Home News Archive When It Comes to Broken Water Mains, It's Boil, Baby, Boil

When It Comes to Broken Water Mains, It's Boil, Baby, Boil


By  Larry Floersch

If you live in Montpelier, you might recently have seen a notice to boil your tap water before using it. But what does that mean? What’s the worry exactly? Should you comply?
Boil-water notices are required by state law whenever the integrity of a water system has been compromised. The state’s procedures for boil-water notices state that a notice is mandatory when “operational issues (e.g., leaks, breaks, or other emergencies) experienced by the water system…result in all or a portion of the water system distribution system experiencing a loss of pressure below 20 psi.”
A water system such as Montpelier’s is designed to filter and disinfect harmful organisms and maintain residual disinfectant through the system to protect against recontamination as it travels to your faucet.
“The water system in Montpelier is like a pressurized vessel,” says Ben Montross, compliance and support services section chief of the Drinking Water and Groundwater Protection Division of the Department of Environmental Conservation. “If there is a break in a main, the water will flow out of the break under pressure, but if the pressure drops, harmful organisms can be drawn into the system. The leak creates a vulnerability in the system, and you therefore need to boil your water to protect your health.”
“Water is tested for coliform bacteria, which is an indicator organism for pathogens such as viruses, protozoa, and parasites. Waterborne pathogens can cause diseases such as hepatitis, giardiasis, and dysentery,” says Kurt Motyka, an engineer with the city’s water department.
Coliform bacteria are normally present in vegetation and soil. The most well known of the coliform bacteria is Escherichia coli, or E. coli for short. It is a product of human and animal waste (feces) and can be a serious threat to health. For example, a type of E. coli was implicated in last year’s national recall of romaine lettuce grown in the area around Yuma, Arizona. The E. coli caused illness in over 200 people in 36 states and resulted in five deaths.
Other culprits that can make their way into drinking water include Vibrio (a species of which causes cholera) and Legionella (which causes Legionnaires Disease), the virus that causes hepatitis A, the protozoa Cryptosporidium (which sickened over 400,000 and killed 69 people in Milwaukee in 1993), and the parasite Giardia.
Infections from some of these organisms can be deadly, and such infections are much more serious for infants, elderly persons, and persons with compromised immune systems. It is therefore strongly recommended that you follow the instructions of the boil-water notice until sampling can confirm the absence of coliform bacteria and the notice is lifted.
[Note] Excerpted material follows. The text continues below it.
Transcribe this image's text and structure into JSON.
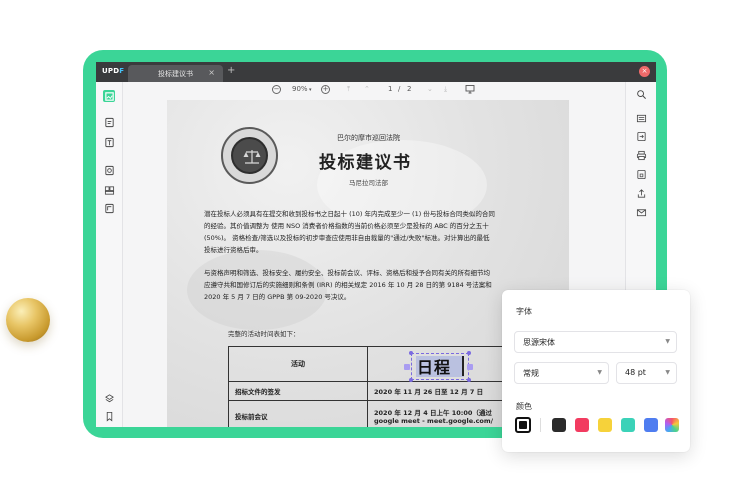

After a boil-water notice is issued, the city will sample the water for total coliform content. The number of samples taken is proportional to the population affected. “If the break only affected four or six houses, only two samples may be necessary,” says Montross. “In the case of the Elm Street break, which was significant and affected the entire city, 10 samples were taken. In addition, water was sampled at the Berlin mobile home park to which Montpelier sells water,” he added.
According to Motyka, if the samples show no coliform bacteria and the amount of residual free chlorine in the samples is high, then no further sampling is done.
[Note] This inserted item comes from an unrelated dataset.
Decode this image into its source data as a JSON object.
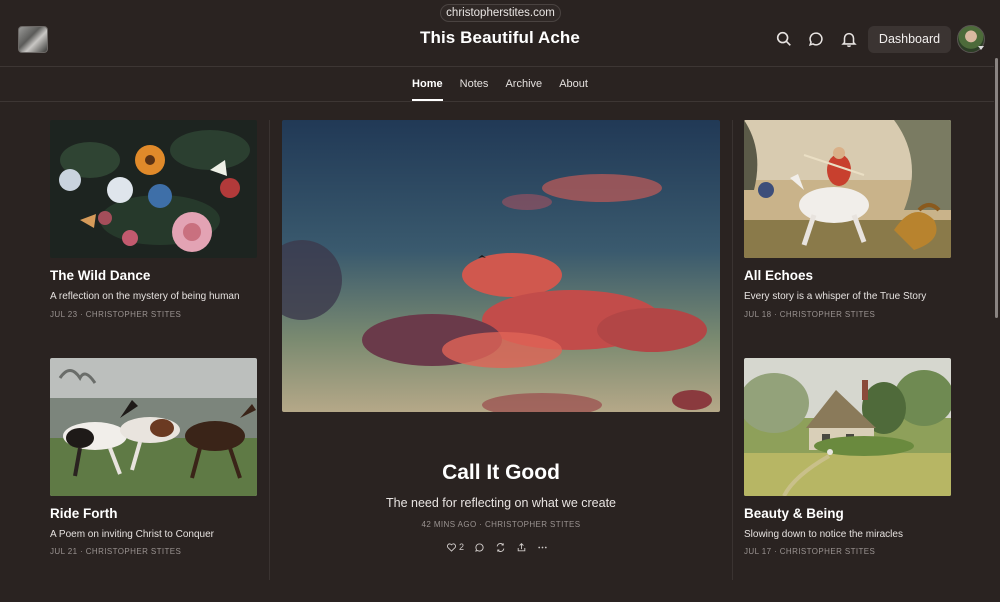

Your tap water must be boiled for one minute at full boil to kill these harmful organisms. Water should be boiled before using the water for drinking (including using it to make juices or formula), making ice, brushing your teeth, washing and preparing your food, and washing your dishes (that includes rinsing them). You can also use bottled water for drinking.
Although boiling water will kill live organisms, it will not remove chemicals or minerals, metals, or contaminants, such as arsenic, manganese, or lead. In fact, according to Montross, because of evaporation, boiling water for a long period of time may concentrate such contaminants. “Such contaminants are not a problem in Montpelier because the city has a very good source of water,” he added.
The color of the water will not affect its safety as long as it has been boiled for at least one minute. According to Motyka, color is associated with taste and odor issues, and he advises to run the cold water for 5–10 minutes to help clear it up.
Motyka also notes that filter systems, such as a Brita filter, are not designed to remove microbiological contamination. The water must still be boiled to make it safe.